WHAT NEEDS TO BE DONE: In your answer, give each entry again exactly as it appears.

INPUT FOR THIS TASK:
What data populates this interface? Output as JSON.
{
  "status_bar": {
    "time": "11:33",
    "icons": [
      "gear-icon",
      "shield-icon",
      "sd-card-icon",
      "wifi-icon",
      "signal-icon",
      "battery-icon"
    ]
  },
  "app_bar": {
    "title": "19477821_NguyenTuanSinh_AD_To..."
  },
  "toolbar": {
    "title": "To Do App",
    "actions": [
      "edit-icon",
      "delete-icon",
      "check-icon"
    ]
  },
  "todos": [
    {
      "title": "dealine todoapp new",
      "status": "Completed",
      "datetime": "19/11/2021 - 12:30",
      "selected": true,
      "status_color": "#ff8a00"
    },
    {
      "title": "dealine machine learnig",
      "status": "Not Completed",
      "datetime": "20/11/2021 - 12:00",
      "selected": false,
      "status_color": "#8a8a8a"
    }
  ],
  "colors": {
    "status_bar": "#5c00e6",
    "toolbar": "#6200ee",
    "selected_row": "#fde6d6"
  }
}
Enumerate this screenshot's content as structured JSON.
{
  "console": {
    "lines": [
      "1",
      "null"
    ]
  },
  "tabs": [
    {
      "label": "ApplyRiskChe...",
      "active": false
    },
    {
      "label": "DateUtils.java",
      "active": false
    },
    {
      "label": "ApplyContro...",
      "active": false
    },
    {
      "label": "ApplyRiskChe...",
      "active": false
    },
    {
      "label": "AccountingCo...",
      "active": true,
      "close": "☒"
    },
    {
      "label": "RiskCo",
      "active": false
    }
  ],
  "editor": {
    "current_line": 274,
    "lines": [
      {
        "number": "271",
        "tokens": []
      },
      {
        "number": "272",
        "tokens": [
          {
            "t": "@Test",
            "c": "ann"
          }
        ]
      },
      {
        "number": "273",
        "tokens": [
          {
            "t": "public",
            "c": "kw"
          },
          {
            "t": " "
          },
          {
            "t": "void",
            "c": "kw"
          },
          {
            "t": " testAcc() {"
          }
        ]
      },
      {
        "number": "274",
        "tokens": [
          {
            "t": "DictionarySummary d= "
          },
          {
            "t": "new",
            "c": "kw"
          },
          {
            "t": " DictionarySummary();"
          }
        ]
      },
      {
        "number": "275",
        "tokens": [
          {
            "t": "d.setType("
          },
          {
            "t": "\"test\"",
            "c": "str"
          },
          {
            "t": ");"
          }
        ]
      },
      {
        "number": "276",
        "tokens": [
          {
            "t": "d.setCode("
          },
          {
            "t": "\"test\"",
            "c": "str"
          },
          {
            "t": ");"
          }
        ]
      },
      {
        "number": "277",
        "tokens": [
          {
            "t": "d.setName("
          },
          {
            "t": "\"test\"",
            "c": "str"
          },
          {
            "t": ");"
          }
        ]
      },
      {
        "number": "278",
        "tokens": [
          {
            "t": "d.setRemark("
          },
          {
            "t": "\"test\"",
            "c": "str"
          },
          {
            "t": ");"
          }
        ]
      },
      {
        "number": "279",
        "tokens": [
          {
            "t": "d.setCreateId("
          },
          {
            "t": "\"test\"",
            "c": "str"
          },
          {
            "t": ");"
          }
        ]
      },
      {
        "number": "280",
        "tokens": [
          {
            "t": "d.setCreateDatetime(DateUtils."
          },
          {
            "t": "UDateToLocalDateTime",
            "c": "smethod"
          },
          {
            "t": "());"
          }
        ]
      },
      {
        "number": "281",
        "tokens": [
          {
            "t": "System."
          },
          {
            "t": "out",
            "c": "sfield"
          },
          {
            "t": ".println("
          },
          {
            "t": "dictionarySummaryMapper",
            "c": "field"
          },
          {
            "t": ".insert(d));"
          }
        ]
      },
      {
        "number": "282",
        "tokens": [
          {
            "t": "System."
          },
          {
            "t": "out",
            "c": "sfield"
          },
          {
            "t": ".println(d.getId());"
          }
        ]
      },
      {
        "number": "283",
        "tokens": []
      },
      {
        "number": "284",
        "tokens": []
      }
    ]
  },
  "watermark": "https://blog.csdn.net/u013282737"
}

YOUR RESPONSE:
What data populates this interface? Output as JSON.
{
  "status_bar": {
    "time": "11:33",
    "icons": [
      "gear-icon",
      "shield-icon",
      "sd-card-icon",
      "wifi-icon",
      "signal-icon",
      "battery-icon"
    ]
  },
  "app_bar": {
    "title": "19477821_NguyenTuanSinh_AD_To..."
  },
  "toolbar": {
    "title": "To Do App",
    "actions": [
      "edit-icon",
      "delete-icon",
      "check-icon"
    ]
  },
  "todos": [
    {
      "title": "dealine todoapp new",
      "status": "Completed",
      "datetime": "19/11/2021 - 12:30",
      "selected": true,
      "status_color": "#ff8a00"
    },
    {
      "title": "dealine machine learnig",
      "status": "Not Completed",
      "datetime": "20/11/2021 - 12:00",
      "selected": false,
      "status_color": "#8a8a8a"
    }
  ],
  "colors": {
    "status_bar": "#5c00e6",
    "toolbar": "#6200ee",
    "selected_row": "#fde6d6"
  }
}
Enumerate this screenshot's content as structured JSON.
{
  "console": {
    "lines": [
      "1",
      "null"
    ]
  },
  "tabs": [
    {
      "label": "ApplyRiskChe...",
      "active": false
    },
    {
      "label": "DateUtils.java",
      "active": false
    },
    {
      "label": "ApplyContro...",
      "active": false
    },
    {
      "label": "ApplyRiskChe...",
      "active": false
    },
    {
      "label": "AccountingCo...",
      "active": true,
      "close": "☒"
    },
    {
      "label": "RiskCo",
      "active": false
    }
  ],
  "editor": {
    "current_line": 274,
    "lines": [
      {
        "number": "271",
        "tokens": []
      },
      {
        "number": "272",
        "tokens": [
          {
            "t": "@Test",
            "c": "ann"
          }
        ]
      },
      {
        "number": "273",
        "tokens": [
          {
            "t": "public",
            "c": "kw"
          },
          {
            "t": " "
          },
          {
            "t": "void",
            "c": "kw"
          },
          {
            "t": " testAcc() {"
          }
        ]
      },
      {
        "number": "274",
        "tokens": [
          {
            "t": "DictionarySummary d= "
          },
          {
            "t": "new",
            "c": "kw"
          },
          {
            "t": " DictionarySummary();"
          }
        ]
      },
      {
        "number": "275",
        "tokens": [
          {
            "t": "d.setType("
          },
          {
            "t": "\"test\"",
            "c": "str"
          },
          {
            "t": ");"
          }
        ]
      },
      {
        "number": "276",
        "tokens": [
          {
            "t": "d.setCode("
          },
          {
            "t": "\"test\"",
            "c": "str"
          },
          {
            "t": ");"
          }
        ]
      },
      {
        "number": "277",
        "tokens": [
          {
            "t": "d.setName("
          },
          {
            "t": "\"test\"",
            "c": "str"
          },
          {
            "t": ");"
          }
        ]
      },
      {
        "number": "278",
        "tokens": [
          {
            "t": "d.setRemark("
          },
          {
            "t": "\"test\"",
            "c": "str"
          },
          {
            "t": ");"
          }
        ]
      },
      {
        "number": "279",
        "tokens": [
          {
            "t": "d.setCreateId("
          },
          {
            "t": "\"test\"",
            "c": "str"
          },
          {
            "t": ");"
          }
        ]
      },
      {
        "number": "280",
        "tokens": [
          {
            "t": "d.setCreateDatetime(DateUtils."
          },
          {
            "t": "UDateToLocalDateTime",
            "c": "smethod"
          },
          {
            "t": "());"
          }
        ]
      },
      {
        "number": "281",
        "tokens": [
          {
            "t": "System."
          },
          {
            "t": "out",
            "c": "sfield"
          },
          {
            "t": ".println("
          },
          {
            "t": "dictionarySummaryMapper",
            "c": "field"
          },
          {
            "t": ".insert(d));"
          }
        ]
      },
      {
        "number": "282",
        "tokens": [
          {
            "t": "System."
          },
          {
            "t": "out",
            "c": "sfield"
          },
          {
            "t": ".println(d.getId());"
          }
        ]
      },
      {
        "number": "283",
        "tokens": []
      },
      {
        "number": "284",
        "tokens": []
      }
    ]
  },
  "watermark": "https://blog.csdn.net/u013282737"
}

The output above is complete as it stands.